* **Task objective**
Pictures aside, write out every record exactly as it appears.

* **Provided information**
• • •

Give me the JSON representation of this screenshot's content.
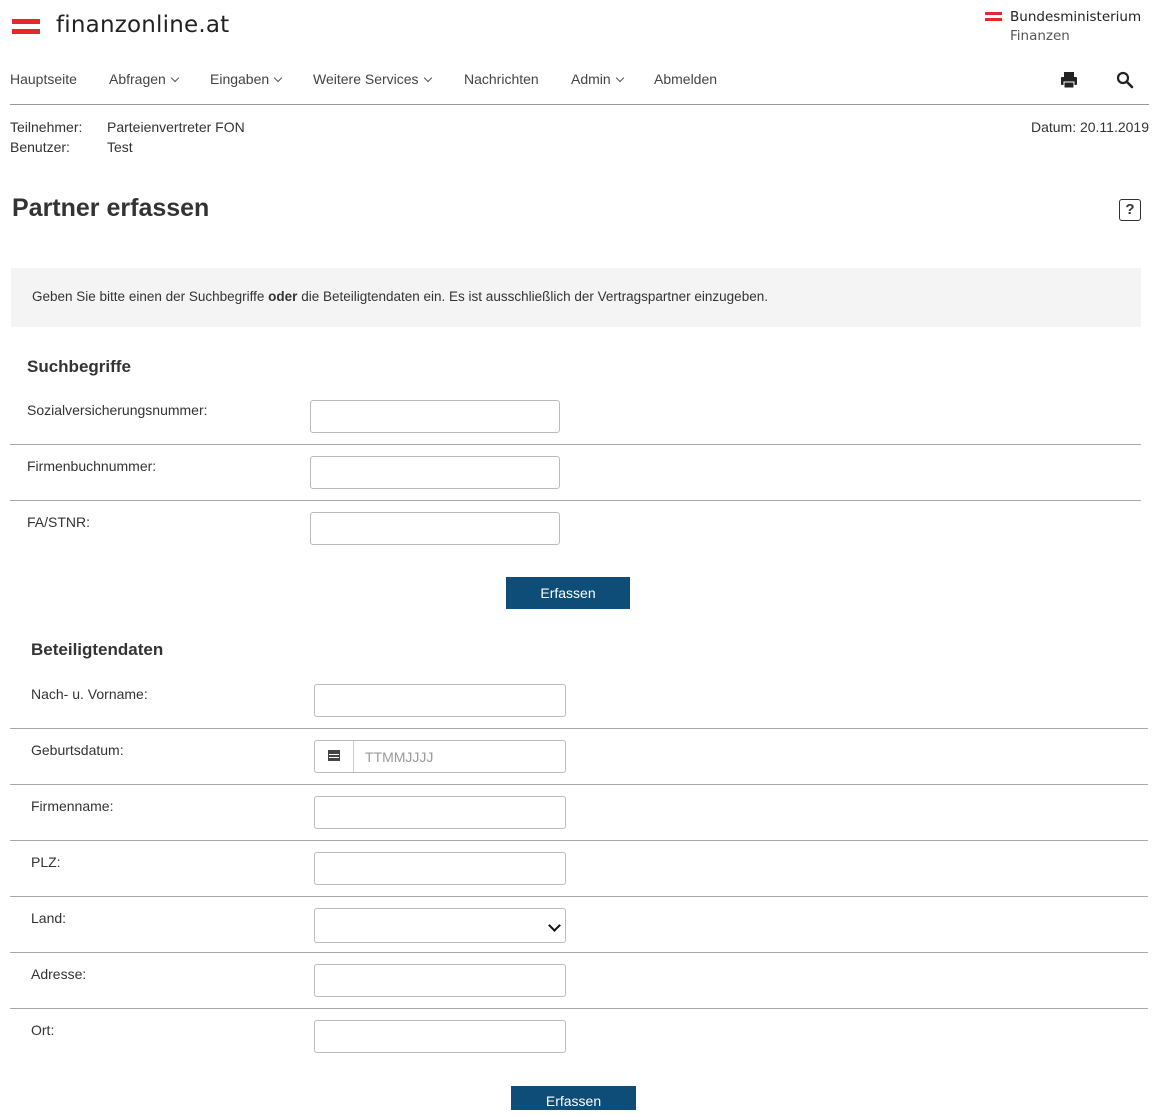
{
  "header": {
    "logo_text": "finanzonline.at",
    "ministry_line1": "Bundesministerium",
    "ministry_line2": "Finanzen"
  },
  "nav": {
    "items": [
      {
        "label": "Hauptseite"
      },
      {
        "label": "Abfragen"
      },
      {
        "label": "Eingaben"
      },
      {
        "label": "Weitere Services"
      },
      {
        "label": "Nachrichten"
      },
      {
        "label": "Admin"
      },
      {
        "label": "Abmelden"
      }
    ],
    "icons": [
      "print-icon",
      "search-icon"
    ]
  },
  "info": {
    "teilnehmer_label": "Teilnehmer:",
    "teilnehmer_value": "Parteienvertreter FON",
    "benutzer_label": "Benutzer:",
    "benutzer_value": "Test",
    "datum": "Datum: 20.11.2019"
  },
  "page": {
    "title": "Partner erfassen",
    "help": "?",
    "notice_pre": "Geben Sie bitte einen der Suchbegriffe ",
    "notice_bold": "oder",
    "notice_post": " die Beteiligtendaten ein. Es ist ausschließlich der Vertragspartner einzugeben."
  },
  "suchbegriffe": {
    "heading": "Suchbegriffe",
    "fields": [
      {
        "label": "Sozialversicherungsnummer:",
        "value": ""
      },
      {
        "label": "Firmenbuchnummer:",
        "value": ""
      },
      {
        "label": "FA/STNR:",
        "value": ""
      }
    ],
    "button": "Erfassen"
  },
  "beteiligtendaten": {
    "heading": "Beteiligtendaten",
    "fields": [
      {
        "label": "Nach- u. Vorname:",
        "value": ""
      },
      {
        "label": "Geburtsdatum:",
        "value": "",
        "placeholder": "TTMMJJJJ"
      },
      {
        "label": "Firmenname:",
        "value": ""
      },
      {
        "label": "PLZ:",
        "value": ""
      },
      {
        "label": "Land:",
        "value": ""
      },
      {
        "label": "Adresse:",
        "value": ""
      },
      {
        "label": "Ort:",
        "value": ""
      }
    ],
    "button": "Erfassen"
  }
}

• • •

* **Exercise result**
Give me the JSON representation of this screenshot's content.
{
  "header": {
    "logo_text": "finanzonline.at",
    "ministry_line1": "Bundesministerium",
    "ministry_line2": "Finanzen"
  },
  "nav": {
    "items": [
      {
        "label": "Hauptseite"
      },
      {
        "label": "Abfragen"
      },
      {
        "label": "Eingaben"
      },
      {
        "label": "Weitere Services"
      },
      {
        "label": "Nachrichten"
      },
      {
        "label": "Admin"
      },
      {
        "label": "Abmelden"
      }
    ],
    "icons": [
      "print-icon",
      "search-icon"
    ]
  },
  "info": {
    "teilnehmer_label": "Teilnehmer:",
    "teilnehmer_value": "Parteienvertreter FON",
    "benutzer_label": "Benutzer:",
    "benutzer_value": "Test",
    "datum": "Datum: 20.11.2019"
  },
  "page": {
    "title": "Partner erfassen",
    "help": "?",
    "notice_pre": "Geben Sie bitte einen der Suchbegriffe ",
    "notice_bold": "oder",
    "notice_post": " die Beteiligtendaten ein. Es ist ausschließlich der Vertragspartner einzugeben."
  },
  "suchbegriffe": {
    "heading": "Suchbegriffe",
    "fields": [
      {
        "label": "Sozialversicherungsnummer:",
        "value": ""
      },
      {
        "label": "Firmenbuchnummer:",
        "value": ""
      },
      {
        "label": "FA/STNR:",
        "value": ""
      }
    ],
    "button": "Erfassen"
  },
  "beteiligtendaten": {
    "heading": "Beteiligtendaten",
    "fields": [
      {
        "label": "Nach- u. Vorname:",
        "value": ""
      },
      {
        "label": "Geburtsdatum:",
        "value": "",
        "placeholder": "TTMMJJJJ"
      },
      {
        "label": "Firmenname:",
        "value": ""
      },
      {
        "label": "PLZ:",
        "value": ""
      },
      {
        "label": "Land:",
        "value": ""
      },
      {
        "label": "Adresse:",
        "value": ""
      },
      {
        "label": "Ort:",
        "value": ""
      }
    ],
    "button": "Erfassen"
  }
}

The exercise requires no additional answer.